» EXERCISE BRIEF
In the records below, find each line with "structured" and copy it.

» RECORD EXTRACTS
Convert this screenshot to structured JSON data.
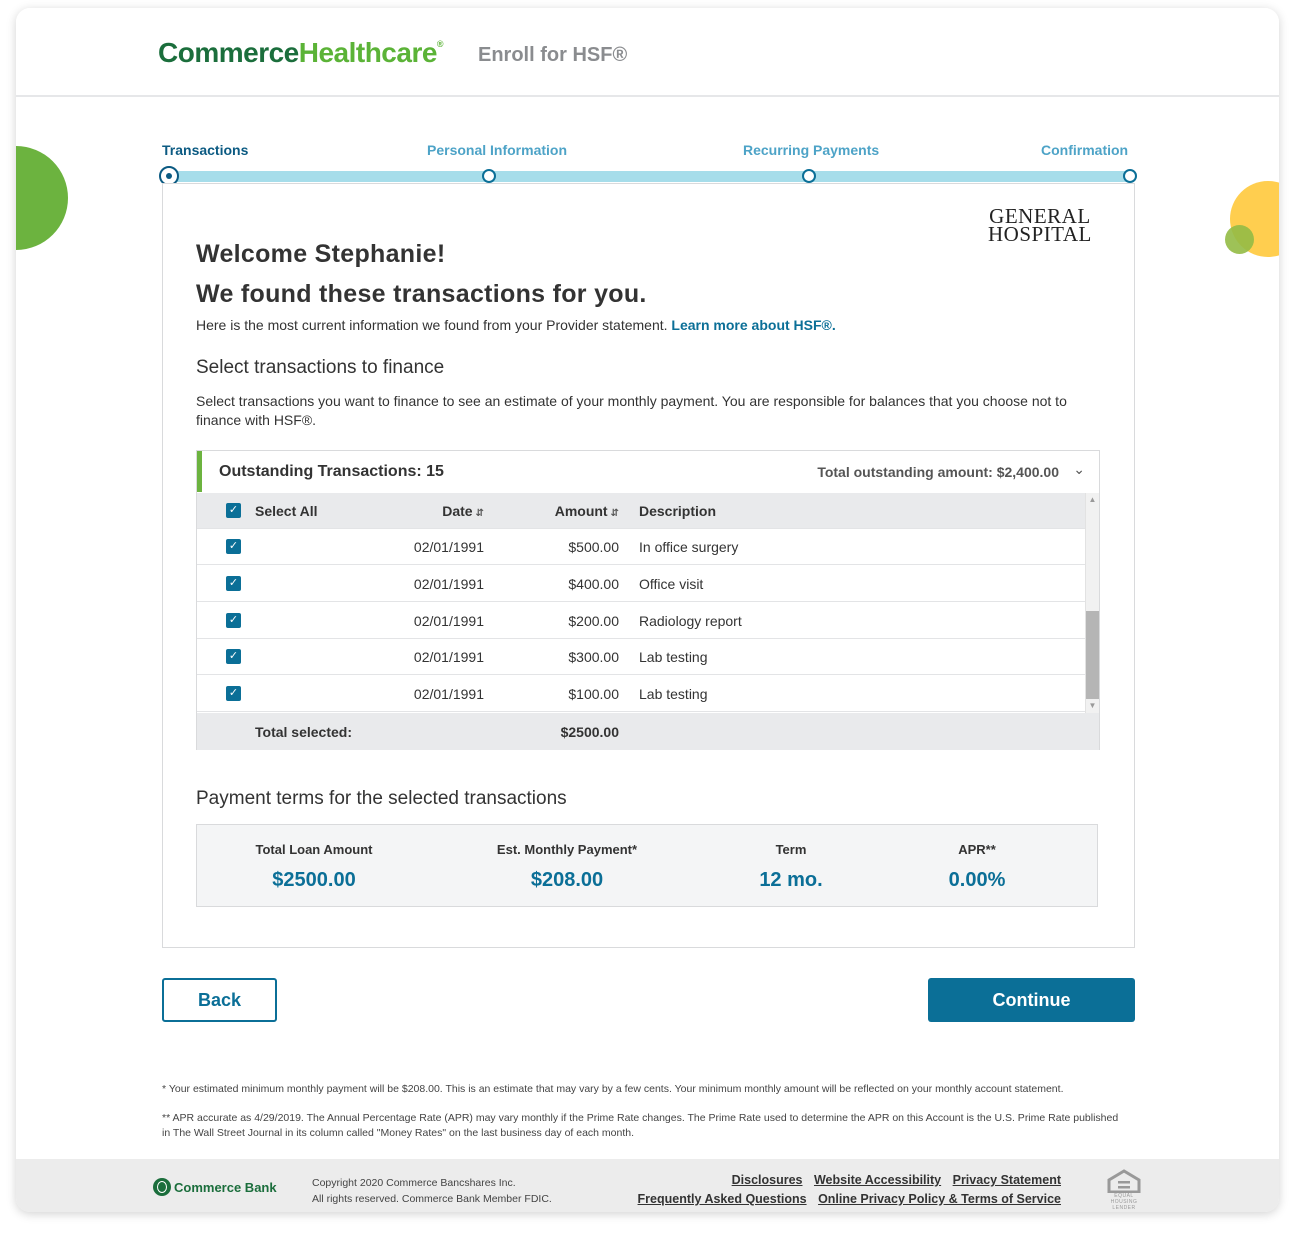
{
  "header": {
    "logo_part1": "Commerce",
    "logo_part2": "Healthcare",
    "logo_mark": "®",
    "app_title": "Enroll for HSF®"
  },
  "stepper": {
    "steps": [
      {
        "label": "Transactions",
        "active": true
      },
      {
        "label": "Personal Information",
        "active": false
      },
      {
        "label": "Recurring Payments",
        "active": false
      },
      {
        "label": "Confirmation",
        "active": false
      }
    ]
  },
  "provider_logo": {
    "line1": "GENERAL",
    "line2": "HOSPITAL"
  },
  "main": {
    "welcome": "Welcome Stephanie!",
    "found": "We found these transactions for you.",
    "intro_text": "Here is the most current information we found from your Provider statement.",
    "learn_more": "Learn more about HSF®.",
    "select_title": "Select transactions to finance",
    "select_help": "Select transactions you want to finance to see an estimate of your monthly payment. You are responsible for balances that you choose not to finance with HSF®."
  },
  "transactions": {
    "outstanding_label": "Outstanding Transactions: 15",
    "total_outstanding": "Total outstanding amount: $2,400.00",
    "columns": {
      "select_all": "Select All",
      "date": "Date",
      "amount": "Amount",
      "description": "Description"
    },
    "rows": [
      {
        "date": "02/01/1991",
        "amount": "$500.00",
        "description": "In office surgery",
        "checked": true
      },
      {
        "date": "02/01/1991",
        "amount": "$400.00",
        "description": "Office visit",
        "checked": true
      },
      {
        "date": "02/01/1991",
        "amount": "$200.00",
        "description": "Radiology report",
        "checked": true
      },
      {
        "date": "02/01/1991",
        "amount": "$300.00",
        "description": "Lab testing",
        "checked": true
      },
      {
        "date": "02/01/1991",
        "amount": "$100.00",
        "description": "Lab testing",
        "checked": true
      }
    ],
    "total_selected_label": "Total selected:",
    "total_selected_value": "$2500.00"
  },
  "payment_terms": {
    "title": "Payment terms for the selected transactions",
    "items": [
      {
        "label": "Total Loan Amount",
        "value": "$2500.00"
      },
      {
        "label": "Est. Monthly Payment*",
        "value": "$208.00"
      },
      {
        "label": "Term",
        "value": "12 mo."
      },
      {
        "label": "APR**",
        "value": "0.00%"
      }
    ]
  },
  "buttons": {
    "back": "Back",
    "continue": "Continue"
  },
  "notes": {
    "note1": "* Your estimated minimum monthly payment will be $208.00. This is an estimate that may vary by a few cents. Your minimum monthly amount will be reflected on your monthly account statement.",
    "note2": "** APR accurate as 4/29/2019. The Annual Percentage Rate (APR) may vary monthly if the Prime Rate changes. The Prime Rate used to determine the APR on this Account is the U.S. Prime Rate published in The Wall Street Journal in its column called \"Money Rates\" on the last business day of each month."
  },
  "footer": {
    "bank_name": "Commerce Bank",
    "copyright_line1": "Copyright 2020 Commerce Bancshares Inc.",
    "copyright_line2": "All rights reserved. Commerce Bank Member FDIC.",
    "links_row1": [
      "Disclosures",
      "Website Accessibility",
      "Privacy Statement"
    ],
    "links_row2": [
      "Frequently Asked Questions",
      "Online Privacy Policy & Terms of Service"
    ],
    "ehl_text": "EQUAL HOUSING LENDER"
  },
  "colors": {
    "primary": "#0b6f97",
    "brand_green": "#6cb33f",
    "brand_dark_green": "#1b6e3c",
    "accent_yellow": "#ffce4f",
    "track": "#a6ddea"
  }
}
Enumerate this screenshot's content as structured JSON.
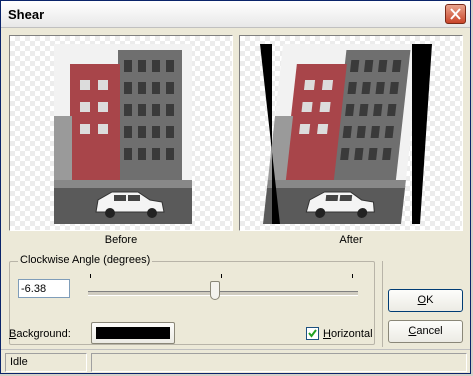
{
  "window": {
    "title": "Shear"
  },
  "previews": {
    "before_label": "Before",
    "after_label": "After"
  },
  "angle": {
    "group_label": "Clockwise Angle (degrees)",
    "value": "-6.38",
    "slider_level": 0.47
  },
  "background": {
    "label": "Background:",
    "color": "#000000"
  },
  "horizontal": {
    "label": "Horizontal",
    "checked": true
  },
  "buttons": {
    "ok": "OK",
    "cancel": "Cancel"
  },
  "status": {
    "text": "Idle"
  },
  "colors": {
    "title_close": "#c9452a",
    "building_red": "#a8454a",
    "sky": "#f2f2f2"
  }
}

» EXERCISE RESULT
Convert this screenshot to structured JSON data.
Enumerate this screenshot's content as structured JSON.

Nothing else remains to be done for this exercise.